by Canda HarbaughWestern News
| January 19, 2009 11:00 PM

When an air quality alert banned Libby-area residents from using wood-burning stoves for three days last October, upset residents rallied at the courthouse.

They had many concerns – the county’s method of notification, why they couldn’t use their stoves and what the alert meant for their health, among others.

Thursday’s air quality meeting, to be held in the Little Theatre at 7 p.m., will feature a panel discussion to answer residents’ concerns. The meeting, which was rescheduled after being snowed out in December, will have representatives from the Montana Department of Environmental Quality, the University of Montana and the county’s Environmental Health Department.

“Our main focus is to provide an opportunity for people to ask questions,” said Kathi Hooper, director of the Lincoln County Environmental Health Department. “There seems to be confusion on where these rules come from and what it is that is being regulated.”

The Environmental Protection Agency sets the National Ambient Air Quality Standards, or NAAQS, and each state is required to enforce the measure. Through a contract with the state, Lincoln County officials regulate county air quality standards.

At the meeting Hooper will speak briefly about Libby’s history of air quality control and introduce an additional method the county obtained for notifying the public about air quality alerts.

Dr. Brad Black will speak of the health effects he sees in patients on poor air quality days.

DEQ representatives will discuss the specifics of NAAQS, and state and county roles in regulation.

“We’re going to give a regulatory overview of PM2.5 – what is it and what sources are responsible for PM2.5 emissions,” said Eric Merchant of DEQ’s air resources management bureau. “I will talk about National Ambient Standards and Libby’s specific history with compliance and noncompliance.”

PM2.5 is particulate matter that is about 1/30th the size of an average human hair. The EPA tightened its standards in September 2006 to allow only 35 micrograms of PM2.5 per cubic meter in a 24-hour test. The new standard cut nearly in half the amount of allowed emissions.

Tony Ward, a professor at the Center for Environmental Health Sciences at the University of Montana, will present results from air quality testing he has performed in five communities throughout the state.

“I will be showing that in each of the communities across the western Rockies, wood smoke is the biggest source of PM matter,” Ward said.

According to Ward’s study, 82 percent of PM2.5 in Libby comes from wood smoke.
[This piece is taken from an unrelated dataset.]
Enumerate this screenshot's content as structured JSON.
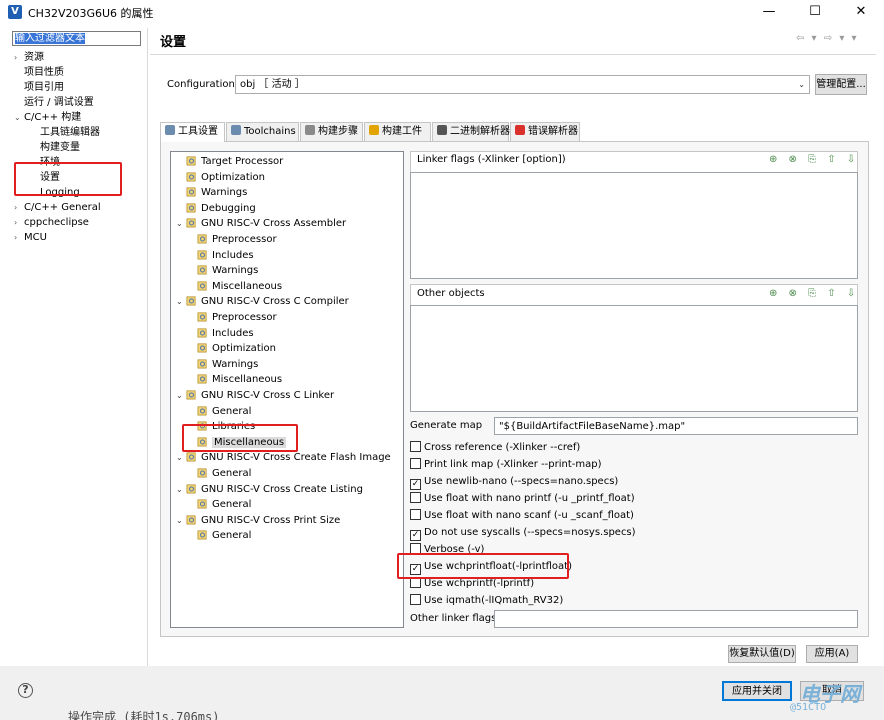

Ward will compare Libby’s precipitation, wind speed and temperatures with the other communities to show why meeting air quality standards is a challenge in the area. 

“Libby has a lot less wind compared to other communities and the wind is what blows the pollution out of a valley a lot of times,” Ward said.

Ward performed air quality testing before and after the city’s woodstove changeout program, which replaced or repaired more than 1,000 wood-burning stoves from 2005-07, making them cleaner burning and EPA-certified.

Testing revealed that air quality in Libby has dramatically improved since 2005, meaning that October’s air quality alert was a result of the EPA’s tightened standards, not declining air quality.

In fact, Hooper believes that based on the most recent numbers, Lincoln County will meet the EPA’s standards and be designated as an attainment area.

In December, the EPA released a report naming Lincoln County as one of 211 counties or parts of counties that didn’t meet standards, but designation will not be effective until April, giving the EPA time to consider 2008 data. 

“Based on our last three years,” said Hooper, “I expect us to be in attainment, just barely.”

If Lincoln County meets the EPA’s standards, the county will not have to implement additional air quality control methods, says Hooper. That means that Lincoln County will not have to consider banning or regulating wood-burning stoves, a measure implemented in Missoula in 1994.